When most people think about A Midsummer Night’s Dream, they usually think of a tale of lovers wronged, true love realised, magical fairies and a man with the head of a donkey. And, on the whole, they would be right. Critics often focus on the carnivalesque aspects as rigid Athenian society is disrupted by a holiday to mark the Duke’s marriage and the magical effects of the countryside. They also focus on the conventions of romantic comedy, many of which still hold true for the Rom-Coms we see at the cinema. The romance is found in the characters of Hermia and Lysander, who are in love with each other. Hermia’s father, however, wants her to marry Demetrius (for reasons of wealth and power). Demetrius is loved by Helena, but he’s just not interested. If Hermia does not conform to her father’s wishes she can, according to the Athenian law of Theseus, be killed or banished. So, Hermia and Lysander flee to the forest, pursued by the jealous Demetrius and the besotted Helena. Here they encounter the fairies (with their magical royal equivalents of the Athenian elite, Oberon and Titania). After lots of misunderstandings caused by magic potions, love triumphs and all the right people marry each other for all the right reasons, and order is restored.

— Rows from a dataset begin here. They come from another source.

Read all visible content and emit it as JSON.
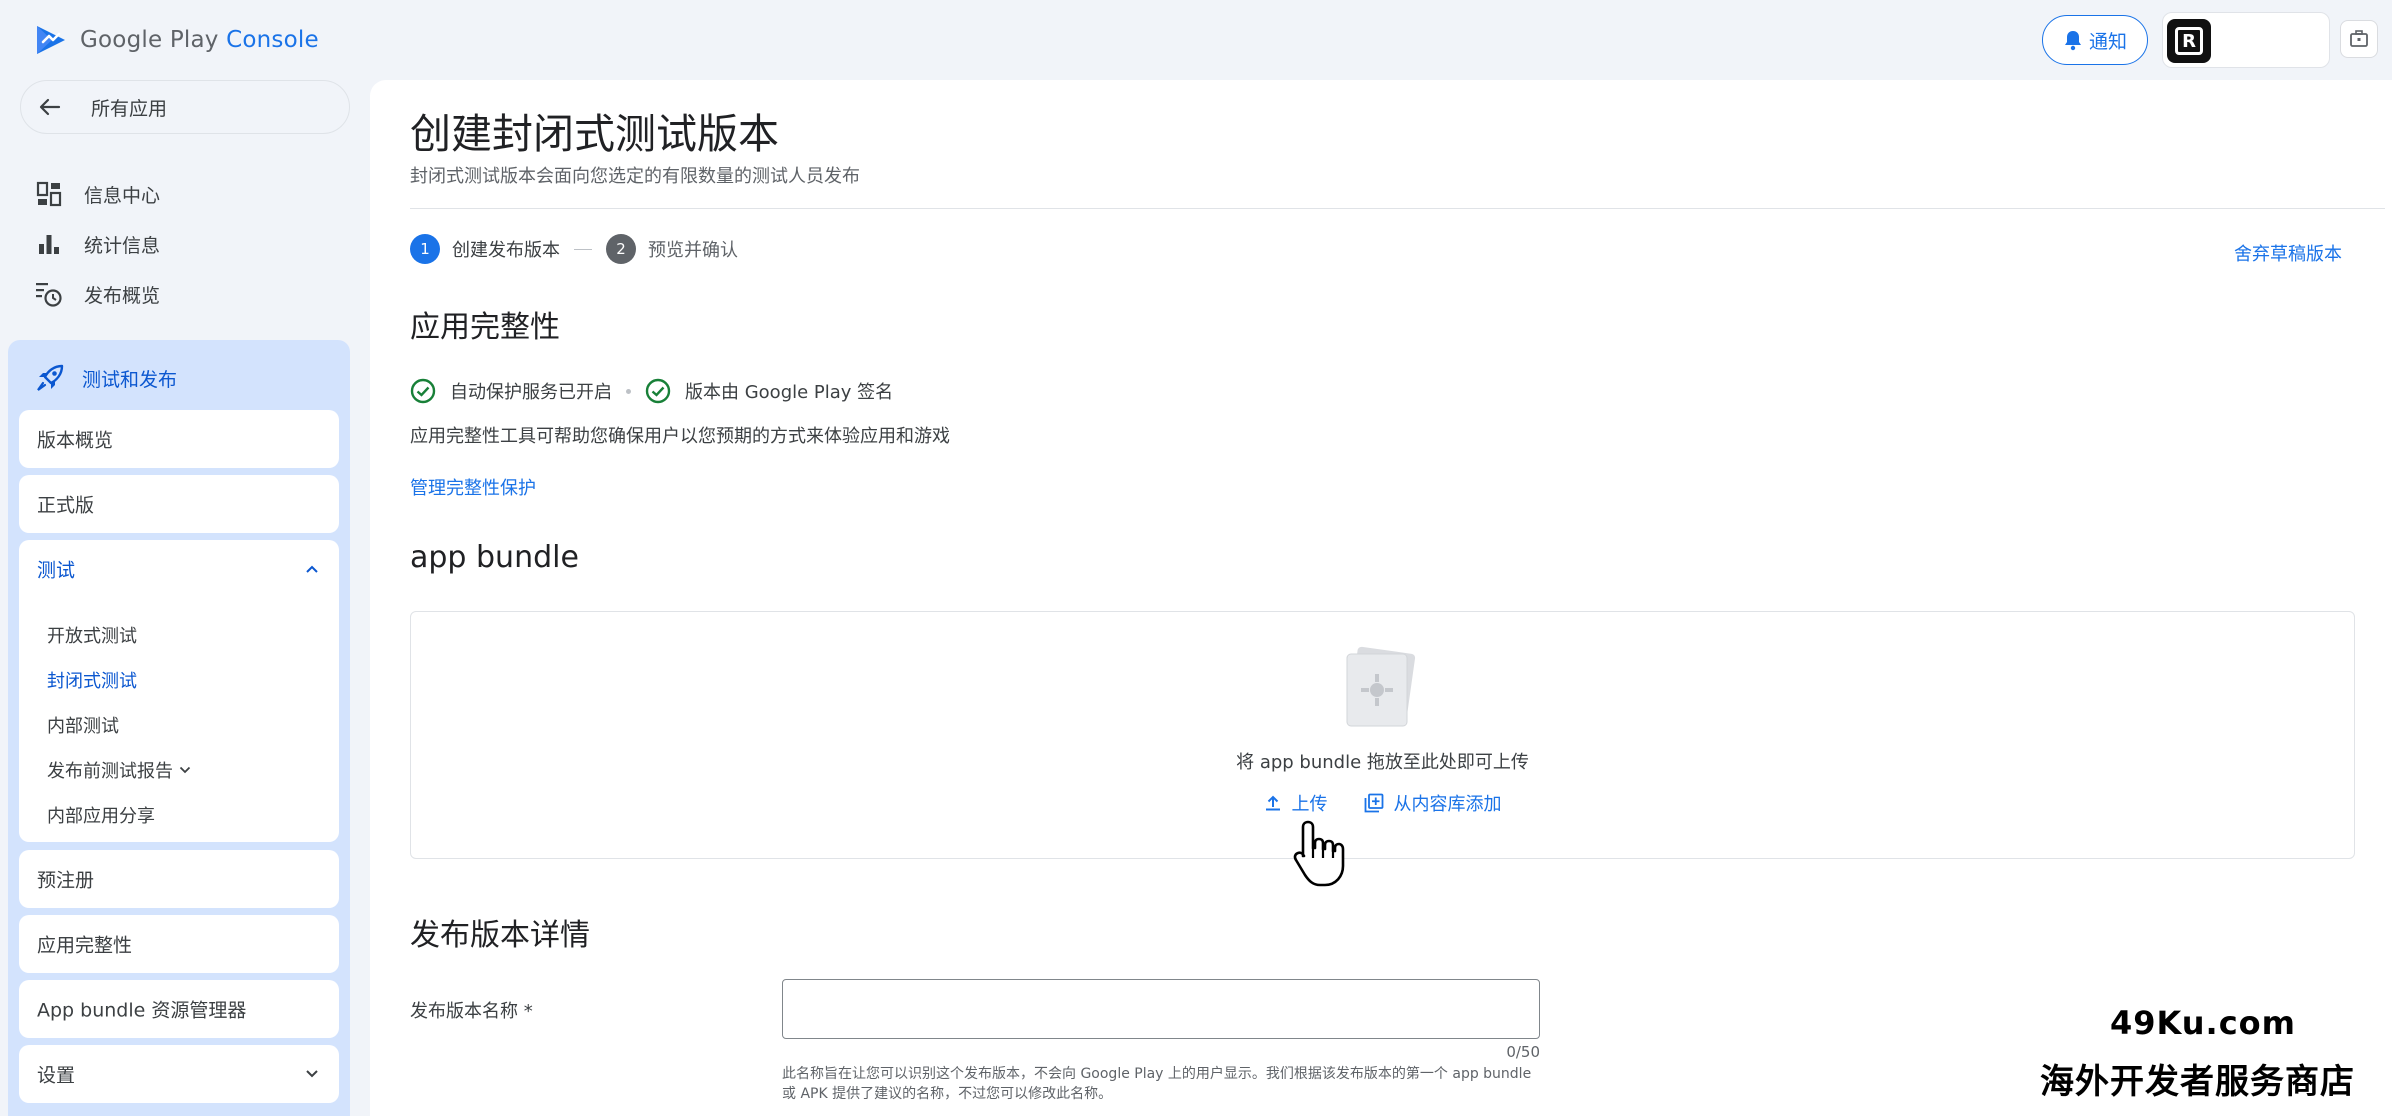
{
  "header": {
    "logo_google_play": "Google Play",
    "logo_console": "Console",
    "notify_label": "通知"
  },
  "sidebar": {
    "back_label": "所有应用",
    "top_items": [
      {
        "label": "信息中心",
        "icon": "dashboard-icon"
      },
      {
        "label": "统计信息",
        "icon": "bar-chart-icon"
      },
      {
        "label": "发布概览",
        "icon": "release-history-icon"
      }
    ],
    "section_title": "测试和发布",
    "cards": {
      "release_overview": "版本概览",
      "production": "正式版",
      "testing": "测试",
      "preregistration": "预注册",
      "app_integrity": "应用完整性",
      "bundle_explorer": "App bundle 资源管理器",
      "settings": "设置"
    },
    "testing_sub": [
      {
        "label": "开放式测试",
        "active": false
      },
      {
        "label": "封闭式测试",
        "active": true
      },
      {
        "label": "内部测试",
        "active": false
      },
      {
        "label": "发布前测试报告",
        "active": false
      },
      {
        "label": "内部应用分享",
        "active": false
      }
    ]
  },
  "main": {
    "title": "创建封闭式测试版本",
    "subtitle": "封闭式测试版本会面向您选定的有限数量的测试人员发布",
    "steps": [
      {
        "num": "1",
        "label": "创建发布版本"
      },
      {
        "num": "2",
        "label": "预览并确认"
      }
    ],
    "discard_label": "舍弃草稿版本",
    "integrity": {
      "heading": "应用完整性",
      "status_1": "自动保护服务已开启",
      "status_2": "版本由 Google Play 签名",
      "description": "应用完整性工具可帮助您确保用户以您预期的方式来体验应用和游戏",
      "manage_link": "管理完整性保护"
    },
    "bundle": {
      "heading": "app bundle",
      "drop_text": "将 app bundle 拖放至此处即可上传",
      "upload_label": "上传",
      "library_label": "从内容库添加"
    },
    "details": {
      "heading": "发布版本详情",
      "name_label": "发布版本名称 *",
      "name_value": "",
      "counter": "0/50",
      "helper": "此名称旨在让您可以识别这个发布版本，不会向 Google Play 上的用户显示。我们根据该发布版本的第一个 app bundle 或 APK 提供了建议的名称，不过您可以修改此名称。"
    }
  },
  "watermark": {
    "line1": "49Ku.com",
    "line2": "海外开发者服务商店"
  },
  "colors": {
    "accent": "#1a73e8",
    "active_section_bg": "#d3e3fd",
    "success": "#188038"
  }
}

I find the play fascinating for its exploration of dream and how Shakespeare relates it closely to the magic of theatre. This speech, from Theseus near the end of the play, reflects back on the moment when the lovers are discovered waking from their enchantment in the forest when Demetrius says
It seems to me
That yet we sleep, we dream. (Act IV, Scene I)
The theme of dreams here is carried from the enchantment of the fairies in the wood, to their awakening and then back to Athens, where its effects will be felt in the re-ordering of chaotic marriage arrangements into an acceptable order and the re-establishment of both Egeus’ and Theseus’ patriarchal authority. But first Theseus reflects on the nature of the stories of enchanted woods and fairies. After describing ‘these antique fables’, he considers the role of the poet (and, hence, the playwright) in fashioning stories to speak to the interests and experiences of his audience:
The lunatic, the lover and the poet
Are of imagination all compact:
One sees more devils than vast hell can hold,
That is, the madman: the lover, all as frantic,
Sees Helen’s beauty in a brow of Egypt:
The poet’s eye, in fine frenzy rolling,
Doth glance from heaven to earth, from earth to heaven;
And as imagination bodies forth
The forms of things unknown, the poet’s pen
Turns them to shapes and gives to airy nothing
A local habitation and a name. (Act V Scene I)
The poet’s pen, then, is what makes sense of a chaotic and incomprehensible world, which sometimes can only be explained by the actions of nature and magic. The writer is able to change the ‘airy nothing[s]’ of imagination into a recognisable world that will draw us in and persuade us, for the duration of the play, of the verisimilitude of the fictional world and the characters he has conjured by his own form of magic.